As a closure to my purchase of the various incarnations of GIG, I decided to analyze the many purchases and subsequent sale of the shares that became part of a final sale. Analyzing successes is easy. Being willing to analyze the ups and the downs is more difficult, but more enlightening. Here’s a quick review of the consequences of Long Term Buy and Hold of the stock of GigPeak, which had been GigOptix, which had been Lumera, which had been part of MicroVision.
Want to watch someone’s eyes roll back in boredom? Tell them you have a spreadsheet with over 30 years of trading history chronicled, ready to be sliced and sorted and studied. Hey, it’s what I do. If you tuned out, I’m not surprised. If you’re trying to learn about investing, here is a real world example of patience, a good idea, and someone else’s success.
I’ll skip most of the details, but here’s the quick story. I bought shares in MicroVision, MVIS, in 1999 because they had a great idea for wearable displays and embedding projectors in cell phones. Sounds inevitable, only a few years out, right? MicroVision had a secondary division called Lumera that had electro-optic technologies that would work well in the increasingly automated and connected world. I was impressed. MicroVision spun them off to raise money. I bought shares so I was invested in both. Lumera had amazing technology that could work in several industries, but had a tendency to be product-out rather than customer-in. The strategy of building something they hoped would sell itself didn’t succeed. GigOptix, however, was buying such small companies because it was expanding its electro-optical switch business. Lumera had two advantages: 1) it was already public, which made GigOptix publicly traded, and 2) Lumera’s technologies could hit very high communication speeds with no moving parts. Everything else from Lumera was cast aside and Lumera’s technology eventually proved itself and began generating more revenues than MicroVision. Just as GigOptix, now GigPeak, was about to become significantly profitable, the company sold out to a larger firm. Instead of a six-fold valuation increase which I thought was due, I received a 20% bump. Nice, but not nice enough.
If I wanted to only talk about the successes, I’d only mention the most recent purchase of GIG which netted a 50% gain in six months. But that’s only part of the story. Overall, I lost about 74%. If the stock had continued its recent climb I would’ve seen a nice profit. That was cut off by the buyout.

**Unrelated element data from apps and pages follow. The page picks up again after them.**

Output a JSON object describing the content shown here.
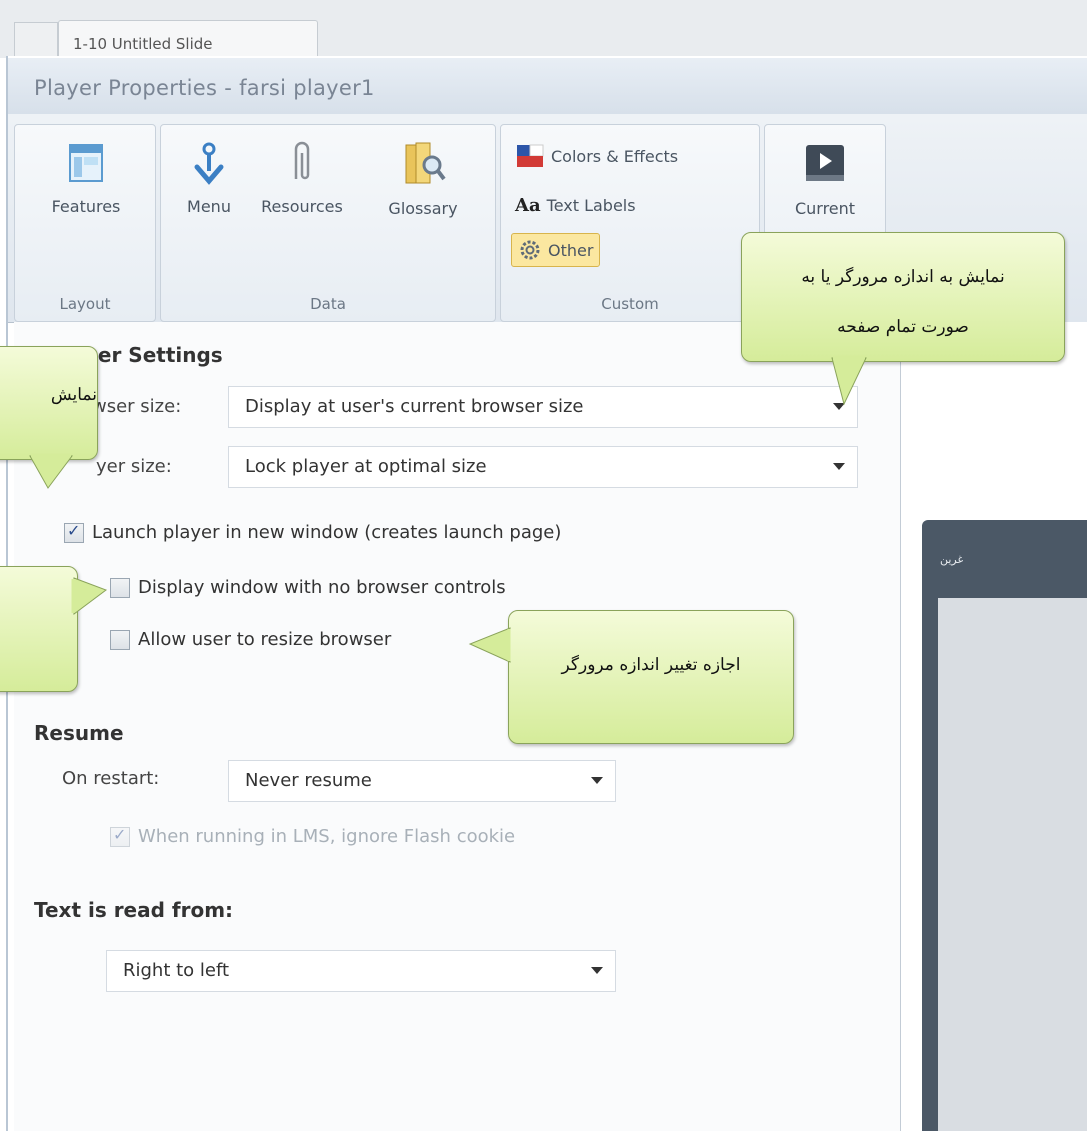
{
  "tab": {
    "label": "1-10 Untitled Slide"
  },
  "window": {
    "title": "Player Properties - farsi player1"
  },
  "ribbon": {
    "groups": [
      {
        "label": "Layout",
        "buttons": [
          {
            "label": "Features",
            "icon": "features-icon"
          }
        ]
      },
      {
        "label": "Data",
        "buttons": [
          {
            "label": "Menu",
            "icon": "menu-icon"
          },
          {
            "label": "Resources",
            "icon": "paperclip-icon"
          },
          {
            "label": "Glossary",
            "icon": "glossary-book-icon"
          }
        ]
      },
      {
        "label": "Custom",
        "items": [
          {
            "label": "Colors & Effects",
            "icon": "flag-colors-icon"
          },
          {
            "label": "Text Labels",
            "icon": "text-aa-icon",
            "icon_text": "Aa"
          },
          {
            "label": "Other",
            "icon": "gear-icon",
            "selected": true
          }
        ]
      },
      {
        "label": "",
        "buttons": [
          {
            "label": "Current",
            "icon": "play-icon"
          }
        ]
      }
    ]
  },
  "browser_settings": {
    "heading": "ser Settings",
    "browser_size": {
      "label": "wser size:",
      "value": "Display at user's current browser size"
    },
    "player_size": {
      "label": "yer size:",
      "value": "Lock player at optimal size"
    },
    "launch_new_window": {
      "label": "Launch player in new window (creates launch page)",
      "checked": true
    },
    "no_browser_controls": {
      "label": "Display window with no browser controls",
      "checked": false
    },
    "allow_resize": {
      "label": "Allow user to resize browser",
      "checked": false
    }
  },
  "resume": {
    "heading": "Resume",
    "on_restart": {
      "label": "On restart:",
      "value": "Never resume"
    },
    "ignore_flash_cookie": {
      "label": "When running in LMS, ignore Flash cookie",
      "checked": true,
      "disabled": true
    }
  },
  "text_direction": {
    "heading": "Text is read from:",
    "value": "Right to left"
  },
  "preview": {
    "title": "غرين"
  },
  "callouts": {
    "top_right_line1": "نمایش به اندازه مرورگر یا به",
    "top_right_line2": "صورت تمام صفحه",
    "left_top": "نمایش",
    "allow_resize": "اجازه تغییر اندازه مرورگر"
  },
  "colors": {
    "callout_fill": "#e3f2b8",
    "callout_border": "#8aa35b",
    "title_text": "#7a8594"
  }
}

My investing strategy is Long Term Buy and Hold of Small Companies that I sell when they get Big. (LTBHSC? Nah, even that’s too long.) For details and data on the years up until about 2007, see my book, Dream. Invest. Live. Fans of irony may enjoy comparing the dates of the book’s publication and the start of the Great Recession. It wasn’t my fault!
Part of the advantage of long term investing is the greater exposure to buying opportunities. They’re the same for everyone, but when you own the stock the opportunities are clearer. Since Lumera’s spinoff from MicroVision I bought stock seven times: 2004, 2005, 2007, 2011, 2011, 2014, and 2016. I lost money on every purchase except the last two and basically broke even on the two before that. Effectively, all of my losses were from the first purchases which were large relative to my current net worth, but small relative to my net worth at the time.
By only looking at the total loss I could do a great job of beating myself up. That’s still the loss I must live with, but I’ve wondered if my strategy that worked for so many decades was failing. Not necessarily. A couple of bad trades from a time when it was easy to take risks overwhelm the story. The reality is that, while the performance wasn’t stellar, it was succeeding and was primarily truncated by an attractive package to a few shareholders. I’m still bummed about it, and the situation I’m in, but I will give myself a bit of credit.
Individual investing is personal finance. It gets personal. If it doesn’t, then why do it? The last ten years can skew any results in the small cap investing world. The mega-caps are doing very well, which is big money chasing big money about which I have other opinions, but I don’t see a need to step back on that soap box in this post.
The reason for this blog is to provide real world examples of what it can be like to make finances personal, to invest as an individual, and to do so long enough to benefit from the experience. Start early. Learn along the way. Adjust as necessary. And, I wish you good luck, or at least a successful investing history.